* Action item
Without any change, set down every record below.

* Items from an interface collection
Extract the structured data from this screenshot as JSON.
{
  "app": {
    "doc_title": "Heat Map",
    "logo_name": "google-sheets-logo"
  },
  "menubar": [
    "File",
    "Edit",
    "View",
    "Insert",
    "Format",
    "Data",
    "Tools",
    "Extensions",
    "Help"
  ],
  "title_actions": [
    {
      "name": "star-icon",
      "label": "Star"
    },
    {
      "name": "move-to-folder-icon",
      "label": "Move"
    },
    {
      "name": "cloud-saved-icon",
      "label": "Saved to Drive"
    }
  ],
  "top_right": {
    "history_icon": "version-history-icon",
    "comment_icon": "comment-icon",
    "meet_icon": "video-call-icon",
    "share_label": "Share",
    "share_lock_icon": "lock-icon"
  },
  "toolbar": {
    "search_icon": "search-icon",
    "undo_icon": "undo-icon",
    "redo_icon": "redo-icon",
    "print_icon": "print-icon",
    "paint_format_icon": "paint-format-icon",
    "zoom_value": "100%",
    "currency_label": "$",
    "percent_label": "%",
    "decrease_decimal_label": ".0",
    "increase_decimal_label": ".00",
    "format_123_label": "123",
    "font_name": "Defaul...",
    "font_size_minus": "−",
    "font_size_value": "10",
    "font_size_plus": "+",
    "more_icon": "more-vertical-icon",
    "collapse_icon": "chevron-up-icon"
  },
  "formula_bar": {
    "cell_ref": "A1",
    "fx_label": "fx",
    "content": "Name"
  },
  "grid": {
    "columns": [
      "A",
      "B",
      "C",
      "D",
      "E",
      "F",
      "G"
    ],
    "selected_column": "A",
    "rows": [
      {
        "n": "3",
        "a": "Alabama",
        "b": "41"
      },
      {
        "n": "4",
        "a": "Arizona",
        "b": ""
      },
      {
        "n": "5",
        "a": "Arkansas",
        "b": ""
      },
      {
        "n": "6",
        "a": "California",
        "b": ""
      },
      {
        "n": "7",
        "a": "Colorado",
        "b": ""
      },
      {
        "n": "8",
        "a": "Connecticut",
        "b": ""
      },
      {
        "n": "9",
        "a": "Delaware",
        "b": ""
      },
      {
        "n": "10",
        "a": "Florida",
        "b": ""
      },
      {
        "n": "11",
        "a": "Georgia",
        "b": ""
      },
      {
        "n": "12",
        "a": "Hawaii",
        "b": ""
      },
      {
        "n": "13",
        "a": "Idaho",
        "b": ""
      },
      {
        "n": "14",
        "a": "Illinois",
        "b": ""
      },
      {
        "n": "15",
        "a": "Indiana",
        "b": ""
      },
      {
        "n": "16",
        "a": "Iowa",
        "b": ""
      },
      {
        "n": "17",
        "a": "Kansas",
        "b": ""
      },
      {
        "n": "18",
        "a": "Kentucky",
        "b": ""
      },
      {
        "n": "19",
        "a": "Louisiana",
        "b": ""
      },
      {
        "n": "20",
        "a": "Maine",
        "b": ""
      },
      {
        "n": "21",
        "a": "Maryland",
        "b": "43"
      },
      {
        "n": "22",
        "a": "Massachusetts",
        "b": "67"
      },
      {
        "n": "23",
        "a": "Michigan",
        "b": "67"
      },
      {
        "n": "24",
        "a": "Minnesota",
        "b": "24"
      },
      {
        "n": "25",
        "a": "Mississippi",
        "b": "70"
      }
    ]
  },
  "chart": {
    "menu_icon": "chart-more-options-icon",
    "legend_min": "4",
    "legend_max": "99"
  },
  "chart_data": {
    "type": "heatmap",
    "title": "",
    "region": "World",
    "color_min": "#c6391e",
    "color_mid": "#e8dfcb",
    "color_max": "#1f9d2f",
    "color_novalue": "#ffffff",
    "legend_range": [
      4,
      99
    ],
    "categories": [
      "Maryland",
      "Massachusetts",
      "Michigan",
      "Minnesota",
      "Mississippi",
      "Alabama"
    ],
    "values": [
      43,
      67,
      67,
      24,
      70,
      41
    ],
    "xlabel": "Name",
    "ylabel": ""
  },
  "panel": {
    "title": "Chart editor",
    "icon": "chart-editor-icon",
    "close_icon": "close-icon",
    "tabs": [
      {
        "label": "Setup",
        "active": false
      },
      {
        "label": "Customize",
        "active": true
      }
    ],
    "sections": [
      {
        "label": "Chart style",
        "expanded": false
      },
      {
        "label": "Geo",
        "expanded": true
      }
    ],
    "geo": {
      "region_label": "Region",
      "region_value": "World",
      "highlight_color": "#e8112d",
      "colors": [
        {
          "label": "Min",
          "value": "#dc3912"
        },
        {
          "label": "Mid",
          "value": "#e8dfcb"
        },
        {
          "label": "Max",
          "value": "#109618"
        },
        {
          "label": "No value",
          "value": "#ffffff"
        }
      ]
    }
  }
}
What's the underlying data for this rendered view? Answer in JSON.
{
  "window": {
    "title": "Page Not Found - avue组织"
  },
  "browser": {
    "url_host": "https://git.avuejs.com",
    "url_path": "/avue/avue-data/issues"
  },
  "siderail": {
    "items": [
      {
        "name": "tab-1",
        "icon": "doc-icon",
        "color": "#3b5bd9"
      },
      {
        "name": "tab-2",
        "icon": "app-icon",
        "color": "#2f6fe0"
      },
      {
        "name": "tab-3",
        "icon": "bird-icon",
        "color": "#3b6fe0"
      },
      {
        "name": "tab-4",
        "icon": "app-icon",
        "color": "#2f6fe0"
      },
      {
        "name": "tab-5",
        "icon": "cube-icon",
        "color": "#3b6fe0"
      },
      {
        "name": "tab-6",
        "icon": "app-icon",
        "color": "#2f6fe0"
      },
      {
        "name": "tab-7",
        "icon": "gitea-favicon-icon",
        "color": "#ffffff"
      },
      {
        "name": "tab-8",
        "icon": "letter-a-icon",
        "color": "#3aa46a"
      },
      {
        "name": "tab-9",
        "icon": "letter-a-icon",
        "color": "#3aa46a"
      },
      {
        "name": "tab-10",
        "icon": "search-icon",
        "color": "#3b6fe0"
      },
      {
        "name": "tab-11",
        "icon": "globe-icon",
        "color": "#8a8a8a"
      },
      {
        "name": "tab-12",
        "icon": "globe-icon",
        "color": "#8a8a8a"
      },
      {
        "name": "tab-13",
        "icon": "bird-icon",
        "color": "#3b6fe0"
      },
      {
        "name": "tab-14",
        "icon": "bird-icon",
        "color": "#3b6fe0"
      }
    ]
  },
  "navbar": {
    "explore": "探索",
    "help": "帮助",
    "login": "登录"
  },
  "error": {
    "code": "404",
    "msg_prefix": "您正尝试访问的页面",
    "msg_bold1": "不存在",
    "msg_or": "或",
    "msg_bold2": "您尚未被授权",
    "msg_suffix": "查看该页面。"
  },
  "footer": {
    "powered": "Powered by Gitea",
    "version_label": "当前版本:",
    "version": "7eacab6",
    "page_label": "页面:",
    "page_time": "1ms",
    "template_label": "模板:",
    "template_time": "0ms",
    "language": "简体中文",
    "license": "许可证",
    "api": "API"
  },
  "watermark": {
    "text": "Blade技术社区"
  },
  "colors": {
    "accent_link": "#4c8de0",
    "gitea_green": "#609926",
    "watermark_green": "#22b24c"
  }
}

* Output of the exercise
Extract the structured data from this screenshot as JSON.
{
  "app": {
    "doc_title": "Heat Map",
    "logo_name": "google-sheets-logo"
  },
  "menubar": [
    "File",
    "Edit",
    "View",
    "Insert",
    "Format",
    "Data",
    "Tools",
    "Extensions",
    "Help"
  ],
  "title_actions": [
    {
      "name": "star-icon",
      "label": "Star"
    },
    {
      "name": "move-to-folder-icon",
      "label": "Move"
    },
    {
      "name": "cloud-saved-icon",
      "label": "Saved to Drive"
    }
  ],
  "top_right": {
    "history_icon": "version-history-icon",
    "comment_icon": "comment-icon",
    "meet_icon": "video-call-icon",
    "share_label": "Share",
    "share_lock_icon": "lock-icon"
  },
  "toolbar": {
    "search_icon": "search-icon",
    "undo_icon": "undo-icon",
    "redo_icon": "redo-icon",
    "print_icon": "print-icon",
    "paint_format_icon": "paint-format-icon",
    "zoom_value": "100%",
    "currency_label": "$",
    "percent_label": "%",
    "decrease_decimal_label": ".0",
    "increase_decimal_label": ".00",
    "format_123_label": "123",
    "font_name": "Defaul...",
    "font_size_minus": "−",
    "font_size_value": "10",
    "font_size_plus": "+",
    "more_icon": "more-vertical-icon",
    "collapse_icon": "chevron-up-icon"
  },
  "formula_bar": {
    "cell_ref": "A1",
    "fx_label": "fx",
    "content": "Name"
  },
  "grid": {
    "columns": [
      "A",
      "B",
      "C",
      "D",
      "E",
      "F",
      "G"
    ],
    "selected_column": "A",
    "rows": [
      {
        "n": "3",
        "a": "Alabama",
        "b": "41"
      },
      {
        "n": "4",
        "a": "Arizona",
        "b": ""
      },
      {
        "n": "5",
        "a": "Arkansas",
        "b": ""
      },
      {
        "n": "6",
        "a": "California",
        "b": ""
      },
      {
        "n": "7",
        "a": "Colorado",
        "b": ""
      },
      {
        "n": "8",
        "a": "Connecticut",
        "b": ""
      },
      {
        "n": "9",
        "a": "Delaware",
        "b": ""
      },
      {
        "n": "10",
        "a": "Florida",
        "b": ""
      },
      {
        "n": "11",
        "a": "Georgia",
        "b": ""
      },
      {
        "n": "12",
        "a": "Hawaii",
        "b": ""
      },
      {
        "n": "13",
        "a": "Idaho",
        "b": ""
      },
      {
        "n": "14",
        "a": "Illinois",
        "b": ""
      },
      {
        "n": "15",
        "a": "Indiana",
        "b": ""
      },
      {
        "n": "16",
        "a": "Iowa",
        "b": ""
      },
      {
        "n": "17",
        "a": "Kansas",
        "b": ""
      },
      {
        "n": "18",
        "a": "Kentucky",
        "b": ""
      },
      {
        "n": "19",
        "a": "Louisiana",
        "b": ""
      },
      {
        "n": "20",
        "a": "Maine",
        "b": ""
      },
      {
        "n": "21",
        "a": "Maryland",
        "b": "43"
      },
      {
        "n": "22",
        "a": "Massachusetts",
        "b": "67"
      },
      {
        "n": "23",
        "a": "Michigan",
        "b": "67"
      },
      {
        "n": "24",
        "a": "Minnesota",
        "b": "24"
      },
      {
        "n": "25",
        "a": "Mississippi",
        "b": "70"
      }
    ]
  },
  "chart": {
    "menu_icon": "chart-more-options-icon",
    "legend_min": "4",
    "legend_max": "99"
  },
  "chart_data": {
    "type": "heatmap",
    "title": "",
    "region": "World",
    "color_min": "#c6391e",
    "color_mid": "#e8dfcb",
    "color_max": "#1f9d2f",
    "color_novalue": "#ffffff",
    "legend_range": [
      4,
      99
    ],
    "categories": [
      "Maryland",
      "Massachusetts",
      "Michigan",
      "Minnesota",
      "Mississippi",
      "Alabama"
    ],
    "values": [
      43,
      67,
      67,
      24,
      70,
      41
    ],
    "xlabel": "Name",
    "ylabel": ""
  },
  "panel": {
    "title": "Chart editor",
    "icon": "chart-editor-icon",
    "close_icon": "close-icon",
    "tabs": [
      {
        "label": "Setup",
        "active": false
      },
      {
        "label": "Customize",
        "active": true
      }
    ],
    "sections": [
      {
        "label": "Chart style",
        "expanded": false
      },
      {
        "label": "Geo",
        "expanded": true
      }
    ],
    "geo": {
      "region_label": "Region",
      "region_value": "World",
      "highlight_color": "#e8112d",
      "colors": [
        {
          "label": "Min",
          "value": "#dc3912"
        },
        {
          "label": "Mid",
          "value": "#e8dfcb"
        },
        {
          "label": "Max",
          "value": "#109618"
        },
        {
          "label": "No value",
          "value": "#ffffff"
        }
      ]
    }
  }
}
What's the underlying data for this rendered view? Answer in JSON.
{
  "window": {
    "title": "Page Not Found - avue组织"
  },
  "browser": {
    "url_host": "https://git.avuejs.com",
    "url_path": "/avue/avue-data/issues"
  },
  "siderail": {
    "items": [
      {
        "name": "tab-1",
        "icon": "doc-icon",
        "color": "#3b5bd9"
      },
      {
        "name": "tab-2",
        "icon": "app-icon",
        "color": "#2f6fe0"
      },
      {
        "name": "tab-3",
        "icon": "bird-icon",
        "color": "#3b6fe0"
      },
      {
        "name": "tab-4",
        "icon": "app-icon",
        "color": "#2f6fe0"
      },
      {
        "name": "tab-5",
        "icon": "cube-icon",
        "color": "#3b6fe0"
      },
      {
        "name": "tab-6",
        "icon": "app-icon",
        "color": "#2f6fe0"
      },
      {
        "name": "tab-7",
        "icon": "gitea-favicon-icon",
        "color": "#ffffff"
      },
      {
        "name": "tab-8",
        "icon": "letter-a-icon",
        "color": "#3aa46a"
      },
      {
        "name": "tab-9",
        "icon": "letter-a-icon",
        "color": "#3aa46a"
      },
      {
        "name": "tab-10",
        "icon": "search-icon",
        "color": "#3b6fe0"
      },
      {
        "name": "tab-11",
        "icon": "globe-icon",
        "color": "#8a8a8a"
      },
      {
        "name": "tab-12",
        "icon": "globe-icon",
        "color": "#8a8a8a"
      },
      {
        "name": "tab-13",
        "icon": "bird-icon",
        "color": "#3b6fe0"
      },
      {
        "name": "tab-14",
        "icon": "bird-icon",
        "color": "#3b6fe0"
      }
    ]
  },
  "navbar": {
    "explore": "探索",
    "help": "帮助",
    "login": "登录"
  },
  "error": {
    "code": "404",
    "msg_prefix": "您正尝试访问的页面",
    "msg_bold1": "不存在",
    "msg_or": "或",
    "msg_bold2": "您尚未被授权",
    "msg_suffix": "查看该页面。"
  },
  "footer": {
    "powered": "Powered by Gitea",
    "version_label": "当前版本:",
    "version": "7eacab6",
    "page_label": "页面:",
    "page_time": "1ms",
    "template_label": "模板:",
    "template_time": "0ms",
    "language": "简体中文",
    "license": "许可证",
    "api": "API"
  },
  "watermark": {
    "text": "Blade技术社区"
  },
  "colors": {
    "accent_link": "#4c8de0",
    "gitea_green": "#609926",
    "watermark_green": "#22b24c"
  }
}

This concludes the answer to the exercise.